It’s not very often I get directly approached to review a film. A few times I’ve received a message about a film that might have already been in circulation for a while, but not reached a large audience, and that doesn’t really make sense to write about from my perspective, but I’ll always do a bit of research and reading before ultimately deciding on whether to cover it.
So, this brings me to this film, a documentary about Nashville songwriters, which the distributors contacted me to take a look at, seeing as I don’t get many requests in the first place, and I haven’t covered a documentary in a while, I thought I’d give it a shot.
There was another reason though, and that was the subject matter. As someone who’s fancied themselves as a writer, seeing a film about songwriters intrigued me, especially ones from such a rich and diverse setting as Nashville, legendary in itself as the home of country music, as well as some of the finest songs ever written.
As a music fan, my taste differs wildly; I have been known to enjoy a country tune, more than likely from a bygone era of ‘outlaw’ country, names like Johnny Cash or Willy Nelson, musicians who have a sense of danger to them, and that was reflected in their music. It isn’t my favourite genre of all time, but I do admire it, despite it losing its edge somewhat in modern times.
With this film promising coverage of multiple eras of songwriters, including people who have written for Elvis or Bob Dylan, right up to those who write for P!nk or Bruno Mars, there was a wide spectrum of topics and subjects to choose from.
For the most part, the film employs a ‘talking heads’ style of presentation. For those unfamiliar, this is a style of documentary that includes multiple interviews cut together, of a person sat down talking about the subject, the way the film is shot only showing their upper body, hence the nickname ‘talking heads’ it’s a popular method for documentaries such as this.
The problem with this style of presentation is its prevalence in the sphere of film. Think of a crime documentary you might have seen, or some kind of documentary on a classic album or artist, and I’m willing to bet that it is a ‘talking heads’ style product. What the challenge is then, is finding a way to make your version of the ‘talking head’ picture stand out.
Given its subject, this film does well on this front, mixing up the well-worn trope of mixed interviews with samples of songwriters performing their songs, which lends a certain intimacy to the interactions, the style shifting slightly to accentuate the change in tone, it works really well for getting a sense of how the people at the heart of this story work, and how the songs come to be.
The thing about songwriters as a topic though, is that most of them don’t tend to be the famous ones, no matter how numerous they might be, this has two effects on the movie.
Firstly, it shines a light on these under appreciated people who put their soul into the words that might one day come out of your radio, telling their story of how they moved to Nashville with nothing but a hope, just to one day have another artist record their song.
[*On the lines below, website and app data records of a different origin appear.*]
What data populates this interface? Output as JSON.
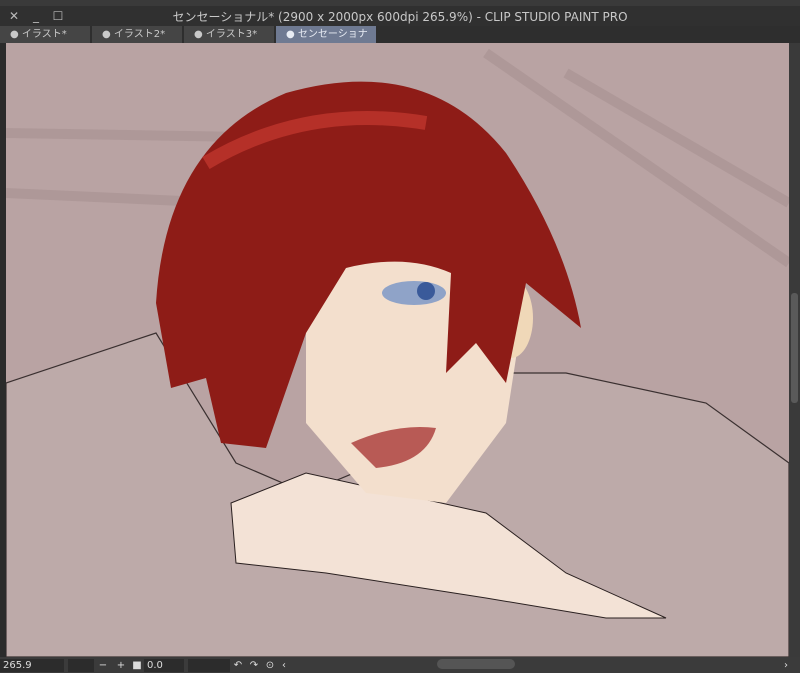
{
  "window": {
    "title": "センセーショナル* (2900 x 2000px 600dpi 265.9%)  - CLIP STUDIO PAINT PRO"
  },
  "tabs": [
    {
      "label": "● イラスト*"
    },
    {
      "label": "● イラスト2*"
    },
    {
      "label": "● イラスト3*"
    },
    {
      "label": "● センセーショナル*",
      "active": true
    }
  ],
  "status": {
    "zoom": "265.9",
    "rotation": "0.0"
  },
  "colors": {
    "canvas_bg": "#b9a3a3",
    "hair": "#8e1c17",
    "skin": "#f2dcc8",
    "active_tab": "#6f7a92"
  }
}
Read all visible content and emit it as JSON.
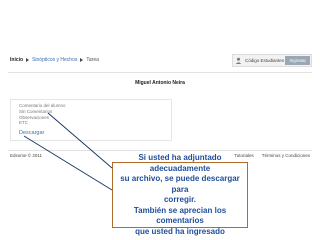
{
  "breadcrumb": {
    "home": "Inicio",
    "course": "Sinópticos y Hechos",
    "current": "Tarea"
  },
  "code_box": {
    "label": "Código Estudiantes",
    "button": "Ingresar"
  },
  "student_name": "Miguel Antonio Neira",
  "comments": {
    "lines": [
      "Comentario del alumno",
      "Sin Comentarios",
      "Observaciones",
      "ETC"
    ],
    "download": "Descargar"
  },
  "footer": {
    "copyright": "Edsome © 2011",
    "links": [
      "Tutoriales",
      "Términos y Condiciones"
    ]
  },
  "callout": {
    "text": "Si usted ha adjuntado adecuadamente\nsu archivo, se puede descargar para\ncorregir.\nTambién se aprecian los comentarios\nque usted ha ingresado"
  },
  "colors": {
    "link": "#3a6fb0",
    "callout_text": "#1f4e99",
    "callout_border": "#b06a2c",
    "button_bg": "#9aa7b4"
  }
}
Secondly, and conversely, it makes the film quite vague and unfocused.
People come and go, their names merely fleetingly mentioned and it’s hard to keep a grip on who’s who, or what they’re talking about. A lot of the film revolves around the filmmakers asking how they write songs or what they wrote it about, which is a good topic if you’re focusing on one song or person, but with this general approach it leads to a lot of people telling a lot of similar stories, with very little connecting them.
Despite its lack of subject focus, I do feel like the film comes from a genuine place of affection, both for the writers and the songs they produce, it just never seems to have the time to find the really interesting stories. Perhaps it would have been advisable to use this topic as a TV series, covering one songwriter per episode, rather than bundling in as many names into 90 minutes as possible?
Its runtime is actually another sticking point, as I feel the film would have had a bit more time to breathe with 15 or 30 more minutes, the prevailing feeling I got was that this film was only scratching the surface, like there was a great reservoir of potential stories to be discovered, but we barely broke the ice. There are a few really great stories in here, for sure, but I feel like there were more waiting to be told.
Despite these flaws and general lack of focus, I did enjoy hearing from the source about how songs we might have heard numerous times on the radio, and as I say, it’s nice to see some spotlight being shone on those who generally work behind the scenes. Maybe the documentary might work better for someone who’s a more devout fan on country music, as the focus on that might also turn away casual viewers, going for a broad approach leaves it feeling spread a bit thin.
All in all then, some interesting moments, let down by a lack of focus and breakneck pace, as well as not mining for more interesting stories from those available. Still very watchable, but could have been a lot better.